Directed by: Pete Doctor
Reason for placement: This movie is so genius. It explores the popular "monster in the closet" story and creates a brilliant universe where we find out that not only do monsters harvest kid screams as a power source, but also that they're terrified of us in return.
The movie teeters close to cutesy at times (Director Pete Doctor flirted with it here and then went a bit too far in his next Pixar flick Up), but for the most part it is a perfect balance of humor with an abounding love between Sully and Mike -- they counter each other so well in this movie. You've got pitch-perfect characterizations with Roz's rasp as she sports glasses with a bejeweled string and a beehive hairdo. Her unveiling (and Waternoose's) came as delightful surprises. And you can't forget Boo, the catalyst for the whole movie.

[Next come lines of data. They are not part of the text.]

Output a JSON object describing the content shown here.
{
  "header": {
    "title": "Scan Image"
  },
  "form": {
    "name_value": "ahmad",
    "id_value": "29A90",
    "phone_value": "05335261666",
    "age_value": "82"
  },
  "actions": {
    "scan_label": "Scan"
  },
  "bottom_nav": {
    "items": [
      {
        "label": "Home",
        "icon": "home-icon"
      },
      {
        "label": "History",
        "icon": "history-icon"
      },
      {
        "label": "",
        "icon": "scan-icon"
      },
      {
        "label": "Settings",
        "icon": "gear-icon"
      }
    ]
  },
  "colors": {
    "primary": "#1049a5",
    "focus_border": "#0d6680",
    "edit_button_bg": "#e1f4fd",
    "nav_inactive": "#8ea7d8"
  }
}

Wow Scene: There are two for me. The first is during the chase scene between Mike and Sulley with Boo vs. Randall and they clamp onto a door. Then the scene opens up into the door factory and just...wow.
The second wow scene is amazing for a different reason. It's at the very end when Sulley opens the door to Boo's room. There's no involved scene of their return. It's simply Boo's delighted explanation and a reaction shot of Sulley. Simple and beautiful.

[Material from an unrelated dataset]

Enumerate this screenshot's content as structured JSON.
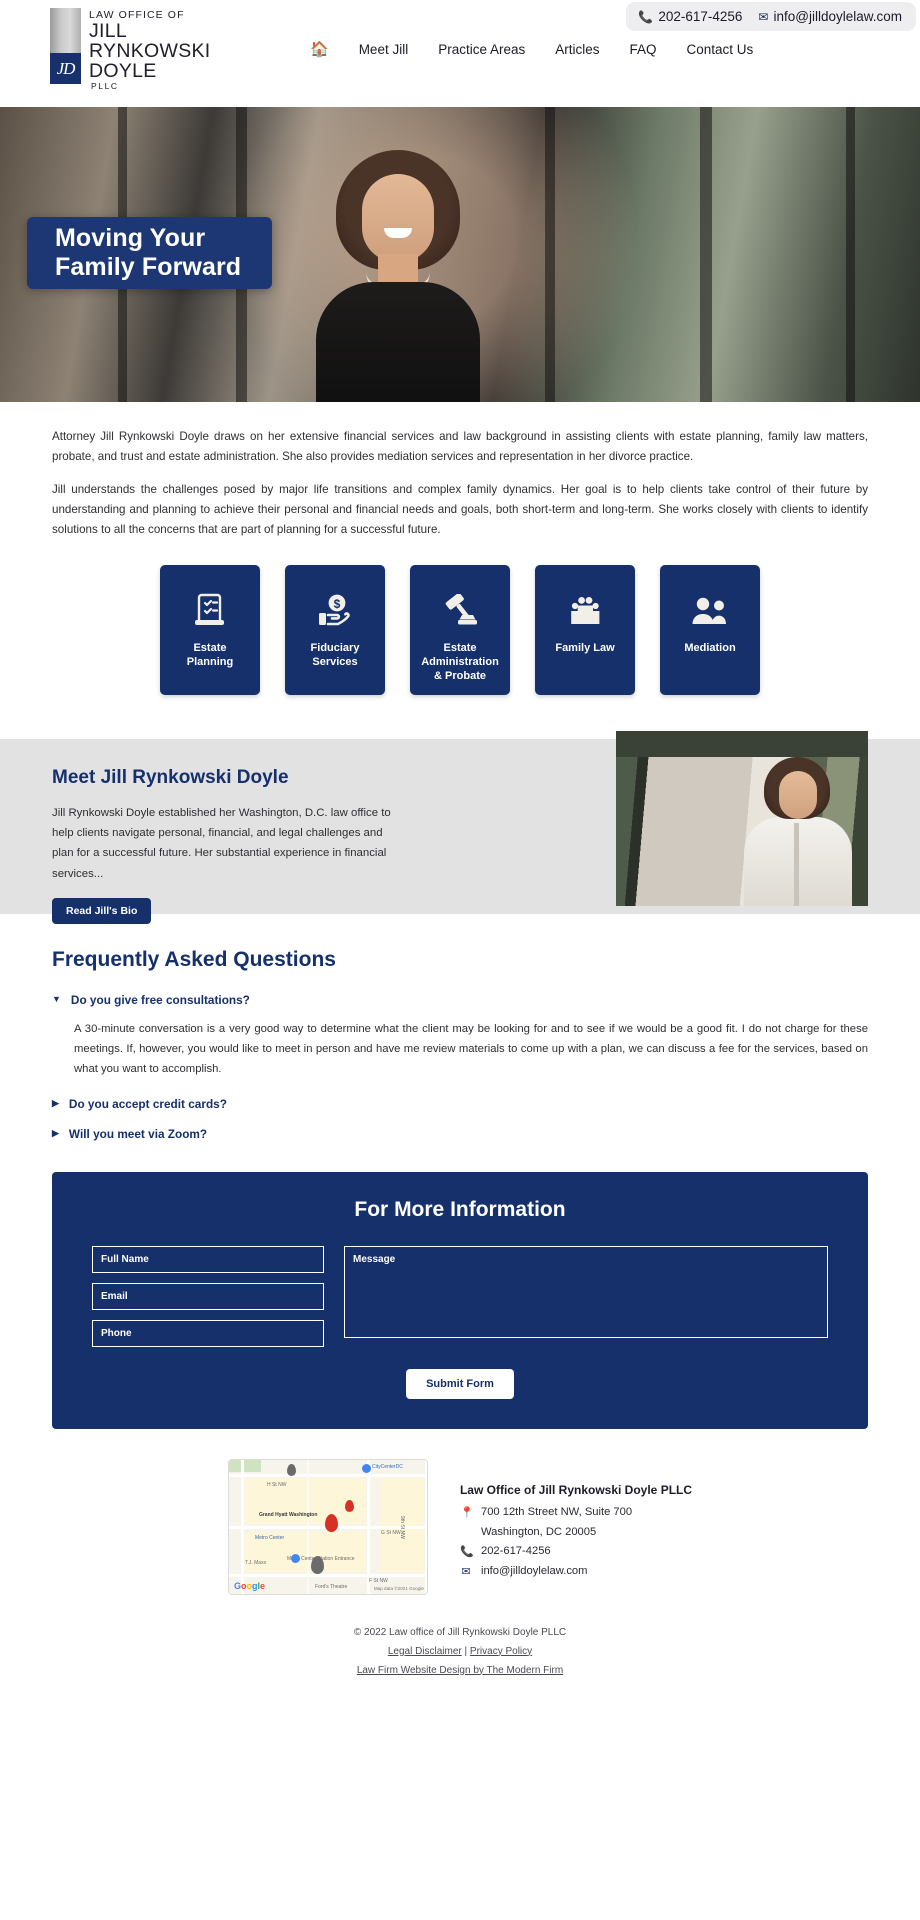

Directed by: Andrew Stanton
Reason for placement: This is what I love about the best Pixar movies. They don't underestimate their audience. The first half of this movie is almost completely without script...only a few electronic syllables and words from our protagonist, but they made it work. Furthermore, the movie references Hello, Dolly, not the most common of American musicals.
This movie transports from the very first moment, where we hear the isolated haunted refrain of Hello Dolly as we zoom into an isolated, haunted planet Earth that is extremely littered and has been left to one robot and apparently cockroaches as well. WALL-E is part social commentary on the earth's pollution and increasing laziness and obesity, part love song to Hello, Dolly, but mainly an improbable love story between two robots.

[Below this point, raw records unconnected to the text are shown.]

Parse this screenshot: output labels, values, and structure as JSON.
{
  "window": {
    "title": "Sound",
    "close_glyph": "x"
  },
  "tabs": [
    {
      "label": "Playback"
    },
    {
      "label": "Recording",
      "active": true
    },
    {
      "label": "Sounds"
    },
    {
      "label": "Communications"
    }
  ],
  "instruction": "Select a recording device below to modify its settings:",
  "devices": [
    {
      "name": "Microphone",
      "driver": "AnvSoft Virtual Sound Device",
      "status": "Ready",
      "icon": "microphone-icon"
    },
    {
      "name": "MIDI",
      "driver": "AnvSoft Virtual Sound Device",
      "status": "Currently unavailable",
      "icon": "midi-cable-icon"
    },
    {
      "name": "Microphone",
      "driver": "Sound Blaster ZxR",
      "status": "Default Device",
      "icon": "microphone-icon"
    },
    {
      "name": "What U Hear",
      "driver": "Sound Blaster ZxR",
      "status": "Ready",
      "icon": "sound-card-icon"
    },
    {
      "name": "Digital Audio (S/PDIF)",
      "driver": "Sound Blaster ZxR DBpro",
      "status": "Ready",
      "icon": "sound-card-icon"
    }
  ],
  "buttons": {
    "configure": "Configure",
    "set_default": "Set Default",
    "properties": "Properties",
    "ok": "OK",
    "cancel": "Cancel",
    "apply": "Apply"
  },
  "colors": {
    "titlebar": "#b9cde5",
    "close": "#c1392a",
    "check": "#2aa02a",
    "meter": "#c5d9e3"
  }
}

Wow Scene: It has to be the love dance between Wall-e and Eve in space. Michael Giacchino's score in this scene really clinches it for me. This scene is a masterpiece in animation, seeing how Wall-e maneuvers using a fire extinguisher -- but also serves to show the connections that the humans in the ship are missing out on.
5. Toy Story
Directed by: John Lasseter
Reason for placement: This movie answered the question: "What do toys do when we're not around?" by breathing life into toys. Not only did they have lives, but they had personalities. This movie is really perfection from start to finish. From Woody directing the army men to reconnoiter Andy's birthday party so they can see what gifts he's getting (and whether these toys will render the current ones to irrelevancy), to Buzz Lightyear -- the new toy that challenges Woody's authority and sincerely believes he is genuine, to Sid -- the example of what all toys dread. This movie and its characters are so alive it's impossible to not wonder at your own treatment of toys.
Pixar's great feat in this movie though is not just the clever plot and the manipulations the toys engineer to survive in this world, but also the sense of wonder. This is the movie that established Pixar's role in the world and underscored their mantra that "story is king." And nothing exemplifies this more than when Buzz Lightyear defies expectation, soaring in the air with Woody exclaiming "To infinity and beyond." Indeed, Pixar.
Wow Scene: How can you not love the scene where Woody and the other toys turn the tables on their tormentor, Sid? The way Woody comes to life, the toys coming out of the sand, the doll intoning "mama" all to fight back. And it served as a warning to any future Sids that wantonly attach rockets to toys for fun.
next week: top of the list for Pixar